Entries provided below:

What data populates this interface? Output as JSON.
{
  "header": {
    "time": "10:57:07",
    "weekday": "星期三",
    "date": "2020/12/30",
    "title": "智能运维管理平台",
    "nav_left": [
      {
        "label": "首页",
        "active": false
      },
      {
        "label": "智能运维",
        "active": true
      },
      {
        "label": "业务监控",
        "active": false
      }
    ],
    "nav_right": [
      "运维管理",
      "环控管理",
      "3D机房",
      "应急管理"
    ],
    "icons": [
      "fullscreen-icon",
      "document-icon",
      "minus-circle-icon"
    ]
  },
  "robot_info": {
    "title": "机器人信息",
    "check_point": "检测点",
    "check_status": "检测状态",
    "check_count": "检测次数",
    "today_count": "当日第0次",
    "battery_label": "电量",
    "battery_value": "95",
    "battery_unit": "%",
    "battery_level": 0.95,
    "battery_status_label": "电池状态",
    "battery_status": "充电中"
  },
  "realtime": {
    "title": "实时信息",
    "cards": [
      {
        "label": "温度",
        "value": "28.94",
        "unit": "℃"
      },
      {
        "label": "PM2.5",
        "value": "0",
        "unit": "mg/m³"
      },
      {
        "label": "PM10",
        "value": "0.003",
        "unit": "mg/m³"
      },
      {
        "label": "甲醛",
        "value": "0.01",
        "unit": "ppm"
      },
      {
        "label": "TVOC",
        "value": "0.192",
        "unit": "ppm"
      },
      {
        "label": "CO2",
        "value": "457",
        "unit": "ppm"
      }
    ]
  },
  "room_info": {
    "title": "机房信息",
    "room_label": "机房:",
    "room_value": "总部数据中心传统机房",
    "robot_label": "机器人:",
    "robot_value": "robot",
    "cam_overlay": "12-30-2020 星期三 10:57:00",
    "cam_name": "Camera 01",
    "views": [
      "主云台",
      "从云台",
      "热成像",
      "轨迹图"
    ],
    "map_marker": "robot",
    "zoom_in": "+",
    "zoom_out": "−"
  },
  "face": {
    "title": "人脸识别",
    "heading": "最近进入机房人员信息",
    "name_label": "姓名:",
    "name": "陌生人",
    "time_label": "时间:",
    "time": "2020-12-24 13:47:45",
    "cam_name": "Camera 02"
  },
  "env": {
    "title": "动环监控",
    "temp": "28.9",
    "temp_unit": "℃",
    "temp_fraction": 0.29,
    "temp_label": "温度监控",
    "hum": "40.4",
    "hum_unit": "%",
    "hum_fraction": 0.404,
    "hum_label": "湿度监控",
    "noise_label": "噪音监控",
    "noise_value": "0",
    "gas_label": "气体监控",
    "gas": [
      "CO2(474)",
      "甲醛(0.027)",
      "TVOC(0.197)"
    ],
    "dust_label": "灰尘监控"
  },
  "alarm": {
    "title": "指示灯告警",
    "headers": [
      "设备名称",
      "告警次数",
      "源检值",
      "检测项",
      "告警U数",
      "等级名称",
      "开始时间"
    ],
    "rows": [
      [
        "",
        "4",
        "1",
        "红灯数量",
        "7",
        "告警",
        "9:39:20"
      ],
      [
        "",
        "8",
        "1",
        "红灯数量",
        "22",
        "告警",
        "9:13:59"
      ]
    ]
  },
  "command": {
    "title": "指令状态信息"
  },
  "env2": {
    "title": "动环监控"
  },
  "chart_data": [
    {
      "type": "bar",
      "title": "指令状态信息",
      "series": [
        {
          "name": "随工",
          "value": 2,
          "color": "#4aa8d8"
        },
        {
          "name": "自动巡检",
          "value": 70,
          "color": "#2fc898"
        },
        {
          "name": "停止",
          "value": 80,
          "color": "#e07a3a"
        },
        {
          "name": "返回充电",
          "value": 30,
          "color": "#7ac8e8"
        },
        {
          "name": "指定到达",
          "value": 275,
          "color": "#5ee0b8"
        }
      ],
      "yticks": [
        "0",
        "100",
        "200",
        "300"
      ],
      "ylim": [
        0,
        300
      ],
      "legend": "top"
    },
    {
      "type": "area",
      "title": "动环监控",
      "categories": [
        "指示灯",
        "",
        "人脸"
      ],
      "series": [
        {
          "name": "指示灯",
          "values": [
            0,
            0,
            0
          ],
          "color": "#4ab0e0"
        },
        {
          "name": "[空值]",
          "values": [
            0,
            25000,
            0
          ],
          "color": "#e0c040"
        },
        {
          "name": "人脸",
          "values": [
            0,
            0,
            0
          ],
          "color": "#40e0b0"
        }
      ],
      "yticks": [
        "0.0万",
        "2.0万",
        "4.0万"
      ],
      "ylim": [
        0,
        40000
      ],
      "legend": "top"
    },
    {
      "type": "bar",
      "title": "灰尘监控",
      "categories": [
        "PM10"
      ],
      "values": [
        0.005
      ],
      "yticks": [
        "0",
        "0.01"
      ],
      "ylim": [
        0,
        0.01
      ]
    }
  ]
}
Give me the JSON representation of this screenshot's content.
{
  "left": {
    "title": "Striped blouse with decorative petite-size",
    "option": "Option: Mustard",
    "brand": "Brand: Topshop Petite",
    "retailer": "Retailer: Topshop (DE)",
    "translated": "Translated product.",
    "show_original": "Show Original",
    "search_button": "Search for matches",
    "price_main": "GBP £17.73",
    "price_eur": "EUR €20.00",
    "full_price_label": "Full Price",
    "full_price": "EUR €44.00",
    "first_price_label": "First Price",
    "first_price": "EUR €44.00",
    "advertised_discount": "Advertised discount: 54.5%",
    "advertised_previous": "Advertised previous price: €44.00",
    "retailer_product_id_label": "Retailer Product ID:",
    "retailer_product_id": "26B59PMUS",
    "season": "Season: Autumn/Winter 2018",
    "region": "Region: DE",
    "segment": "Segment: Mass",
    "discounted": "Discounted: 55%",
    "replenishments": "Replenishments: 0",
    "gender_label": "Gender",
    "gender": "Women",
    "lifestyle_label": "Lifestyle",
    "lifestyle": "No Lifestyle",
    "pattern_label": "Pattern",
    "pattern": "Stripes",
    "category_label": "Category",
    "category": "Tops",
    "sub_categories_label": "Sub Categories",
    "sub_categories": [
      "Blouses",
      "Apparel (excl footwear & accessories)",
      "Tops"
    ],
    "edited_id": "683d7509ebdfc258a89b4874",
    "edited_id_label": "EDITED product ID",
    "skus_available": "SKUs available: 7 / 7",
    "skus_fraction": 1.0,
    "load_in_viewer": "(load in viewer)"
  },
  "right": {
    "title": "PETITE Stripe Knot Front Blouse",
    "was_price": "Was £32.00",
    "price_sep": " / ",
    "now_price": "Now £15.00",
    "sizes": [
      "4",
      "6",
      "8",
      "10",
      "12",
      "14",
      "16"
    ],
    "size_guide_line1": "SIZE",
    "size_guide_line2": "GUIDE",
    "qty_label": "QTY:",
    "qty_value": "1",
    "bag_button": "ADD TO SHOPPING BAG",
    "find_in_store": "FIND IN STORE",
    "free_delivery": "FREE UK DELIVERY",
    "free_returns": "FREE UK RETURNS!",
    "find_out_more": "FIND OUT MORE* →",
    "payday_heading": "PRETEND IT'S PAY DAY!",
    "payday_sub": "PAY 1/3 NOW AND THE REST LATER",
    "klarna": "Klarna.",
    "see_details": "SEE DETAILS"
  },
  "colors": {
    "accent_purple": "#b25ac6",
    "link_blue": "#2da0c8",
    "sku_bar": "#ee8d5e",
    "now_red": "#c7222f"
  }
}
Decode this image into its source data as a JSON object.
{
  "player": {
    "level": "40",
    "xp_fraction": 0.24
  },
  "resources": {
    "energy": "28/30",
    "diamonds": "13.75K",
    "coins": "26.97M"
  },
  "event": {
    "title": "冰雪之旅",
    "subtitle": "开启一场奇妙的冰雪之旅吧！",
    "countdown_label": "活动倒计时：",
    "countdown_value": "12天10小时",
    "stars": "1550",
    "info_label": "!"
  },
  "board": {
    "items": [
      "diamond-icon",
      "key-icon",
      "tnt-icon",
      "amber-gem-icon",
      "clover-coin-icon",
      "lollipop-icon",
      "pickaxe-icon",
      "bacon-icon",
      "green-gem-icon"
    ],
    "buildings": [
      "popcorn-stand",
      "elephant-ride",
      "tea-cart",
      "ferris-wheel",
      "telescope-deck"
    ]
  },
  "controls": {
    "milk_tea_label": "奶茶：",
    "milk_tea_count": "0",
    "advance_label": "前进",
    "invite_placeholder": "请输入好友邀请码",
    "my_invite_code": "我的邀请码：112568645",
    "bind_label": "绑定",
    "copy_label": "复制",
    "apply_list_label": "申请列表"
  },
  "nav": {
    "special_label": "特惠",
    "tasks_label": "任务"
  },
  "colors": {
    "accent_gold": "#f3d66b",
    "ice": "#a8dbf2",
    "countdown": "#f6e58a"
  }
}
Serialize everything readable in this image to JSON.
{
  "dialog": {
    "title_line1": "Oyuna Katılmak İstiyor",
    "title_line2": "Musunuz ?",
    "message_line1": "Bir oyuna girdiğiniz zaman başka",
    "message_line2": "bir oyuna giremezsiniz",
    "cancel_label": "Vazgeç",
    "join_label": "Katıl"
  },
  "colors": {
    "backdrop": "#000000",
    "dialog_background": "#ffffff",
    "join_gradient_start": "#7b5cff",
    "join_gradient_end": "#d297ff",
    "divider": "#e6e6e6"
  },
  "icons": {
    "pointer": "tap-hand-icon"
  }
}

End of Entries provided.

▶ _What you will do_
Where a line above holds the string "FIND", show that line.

▶ _Written response_
    "find_in_store": "FIND IN STORE",
    "find_out_more": "FIND OUT MORE* →",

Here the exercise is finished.